From the first line to the last, print the data exactly as written.

### INFORMATION:
===============

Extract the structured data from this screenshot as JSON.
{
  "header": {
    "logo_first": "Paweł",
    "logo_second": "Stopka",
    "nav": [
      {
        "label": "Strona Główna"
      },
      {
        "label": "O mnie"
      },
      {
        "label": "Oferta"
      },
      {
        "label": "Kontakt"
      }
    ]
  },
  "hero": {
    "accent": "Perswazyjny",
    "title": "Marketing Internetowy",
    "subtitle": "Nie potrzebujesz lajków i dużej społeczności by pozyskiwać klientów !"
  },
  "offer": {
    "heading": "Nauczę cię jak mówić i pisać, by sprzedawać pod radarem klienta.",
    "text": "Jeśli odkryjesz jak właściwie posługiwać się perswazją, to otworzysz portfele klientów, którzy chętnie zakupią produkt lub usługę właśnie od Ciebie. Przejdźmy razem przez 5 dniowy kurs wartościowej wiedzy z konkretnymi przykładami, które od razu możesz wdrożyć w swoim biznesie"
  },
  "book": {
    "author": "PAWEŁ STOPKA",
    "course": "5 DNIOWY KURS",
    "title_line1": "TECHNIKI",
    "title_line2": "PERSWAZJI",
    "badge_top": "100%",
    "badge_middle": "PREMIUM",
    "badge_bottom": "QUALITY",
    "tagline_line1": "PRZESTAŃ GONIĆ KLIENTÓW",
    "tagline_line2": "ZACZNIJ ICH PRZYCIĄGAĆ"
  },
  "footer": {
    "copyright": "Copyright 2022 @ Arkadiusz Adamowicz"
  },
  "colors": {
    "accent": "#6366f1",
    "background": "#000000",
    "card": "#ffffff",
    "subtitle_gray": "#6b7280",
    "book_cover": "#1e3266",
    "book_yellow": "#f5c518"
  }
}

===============

### THE ANSWER:
Extract the structured data from this screenshot as JSON.
{
  "header": {
    "logo_first": "Paweł",
    "logo_second": "Stopka",
    "nav": [
      {
        "label": "Strona Główna"
      },
      {
        "label": "O mnie"
      },
      {
        "label": "Oferta"
      },
      {
        "label": "Kontakt"
      }
    ]
  },
  "hero": {
    "accent": "Perswazyjny",
    "title": "Marketing Internetowy",
    "subtitle": "Nie potrzebujesz lajków i dużej społeczności by pozyskiwać klientów !"
  },
  "offer": {
    "heading": "Nauczę cię jak mówić i pisać, by sprzedawać pod radarem klienta.",
    "text": "Jeśli odkryjesz jak właściwie posługiwać się perswazją, to otworzysz portfele klientów, którzy chętnie zakupią produkt lub usługę właśnie od Ciebie. Przejdźmy razem przez 5 dniowy kurs wartościowej wiedzy z konkretnymi przykładami, które od razu możesz wdrożyć w swoim biznesie"
  },
  "book": {
    "author": "PAWEŁ STOPKA",
    "course": "5 DNIOWY KURS",
    "title_line1": "TECHNIKI",
    "title_line2": "PERSWAZJI",
    "badge_top": "100%",
    "badge_middle": "PREMIUM",
    "badge_bottom": "QUALITY",
    "tagline_line1": "PRZESTAŃ GONIĆ KLIENTÓW",
    "tagline_line2": "ZACZNIJ ICH PRZYCIĄGAĆ"
  },
  "footer": {
    "copyright": "Copyright 2022 @ Arkadiusz Adamowicz"
  },
  "colors": {
    "accent": "#6366f1",
    "background": "#000000",
    "card": "#ffffff",
    "subtitle_gray": "#6b7280",
    "book_cover": "#1e3266",
    "book_yellow": "#f5c518"
  }
}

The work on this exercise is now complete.